╭──

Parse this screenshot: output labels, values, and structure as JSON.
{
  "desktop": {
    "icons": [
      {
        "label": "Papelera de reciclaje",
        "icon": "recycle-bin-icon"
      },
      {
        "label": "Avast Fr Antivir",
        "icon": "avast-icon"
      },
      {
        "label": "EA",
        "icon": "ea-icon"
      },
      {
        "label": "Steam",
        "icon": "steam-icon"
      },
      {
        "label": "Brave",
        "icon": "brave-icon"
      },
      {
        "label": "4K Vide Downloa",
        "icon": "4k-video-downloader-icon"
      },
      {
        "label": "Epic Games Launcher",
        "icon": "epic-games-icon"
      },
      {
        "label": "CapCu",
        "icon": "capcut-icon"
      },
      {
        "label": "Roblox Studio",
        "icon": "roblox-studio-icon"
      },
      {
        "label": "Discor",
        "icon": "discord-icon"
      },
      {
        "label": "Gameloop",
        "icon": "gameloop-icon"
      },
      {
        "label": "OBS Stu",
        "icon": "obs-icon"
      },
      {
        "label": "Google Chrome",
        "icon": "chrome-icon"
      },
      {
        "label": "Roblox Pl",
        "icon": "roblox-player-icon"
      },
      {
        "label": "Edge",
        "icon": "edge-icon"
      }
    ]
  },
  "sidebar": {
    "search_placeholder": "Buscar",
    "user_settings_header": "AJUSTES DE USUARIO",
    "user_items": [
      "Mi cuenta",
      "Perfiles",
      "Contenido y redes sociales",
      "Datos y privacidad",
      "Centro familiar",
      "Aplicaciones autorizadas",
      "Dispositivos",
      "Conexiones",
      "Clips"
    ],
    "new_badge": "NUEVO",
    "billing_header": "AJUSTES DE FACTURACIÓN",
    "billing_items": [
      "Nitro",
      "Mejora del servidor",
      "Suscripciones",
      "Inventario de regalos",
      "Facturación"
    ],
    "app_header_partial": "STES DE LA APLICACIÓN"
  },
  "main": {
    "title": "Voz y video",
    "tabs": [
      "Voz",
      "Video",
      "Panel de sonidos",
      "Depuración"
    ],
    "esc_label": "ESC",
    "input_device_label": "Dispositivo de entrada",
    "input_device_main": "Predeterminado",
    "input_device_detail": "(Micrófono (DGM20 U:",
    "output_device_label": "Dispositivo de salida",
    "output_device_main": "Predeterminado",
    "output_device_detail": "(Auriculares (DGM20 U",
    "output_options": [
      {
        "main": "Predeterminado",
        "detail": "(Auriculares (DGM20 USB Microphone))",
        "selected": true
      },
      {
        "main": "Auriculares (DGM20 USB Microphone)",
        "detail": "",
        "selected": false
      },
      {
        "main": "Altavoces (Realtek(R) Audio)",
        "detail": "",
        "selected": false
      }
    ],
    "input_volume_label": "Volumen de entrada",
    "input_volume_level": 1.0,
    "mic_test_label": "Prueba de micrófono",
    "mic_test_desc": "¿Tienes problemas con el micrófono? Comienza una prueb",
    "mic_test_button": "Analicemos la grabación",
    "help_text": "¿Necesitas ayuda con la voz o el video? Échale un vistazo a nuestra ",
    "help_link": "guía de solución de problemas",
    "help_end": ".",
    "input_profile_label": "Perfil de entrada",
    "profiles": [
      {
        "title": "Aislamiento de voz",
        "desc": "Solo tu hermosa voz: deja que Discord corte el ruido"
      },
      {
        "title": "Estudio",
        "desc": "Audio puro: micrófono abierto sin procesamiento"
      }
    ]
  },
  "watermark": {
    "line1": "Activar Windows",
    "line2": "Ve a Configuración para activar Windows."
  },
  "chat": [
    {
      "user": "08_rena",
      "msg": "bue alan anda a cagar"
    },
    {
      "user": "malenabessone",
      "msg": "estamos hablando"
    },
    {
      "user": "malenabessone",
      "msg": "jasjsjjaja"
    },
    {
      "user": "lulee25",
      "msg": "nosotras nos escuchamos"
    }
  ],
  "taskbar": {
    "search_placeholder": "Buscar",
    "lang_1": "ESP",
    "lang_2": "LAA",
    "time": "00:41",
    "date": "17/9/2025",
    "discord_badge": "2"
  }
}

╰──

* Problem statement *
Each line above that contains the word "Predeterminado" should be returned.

* Task solution *
    "input_device_main": "Predeterminado",
    "output_device_main": "Predeterminado",
        "main": "Predeterminado",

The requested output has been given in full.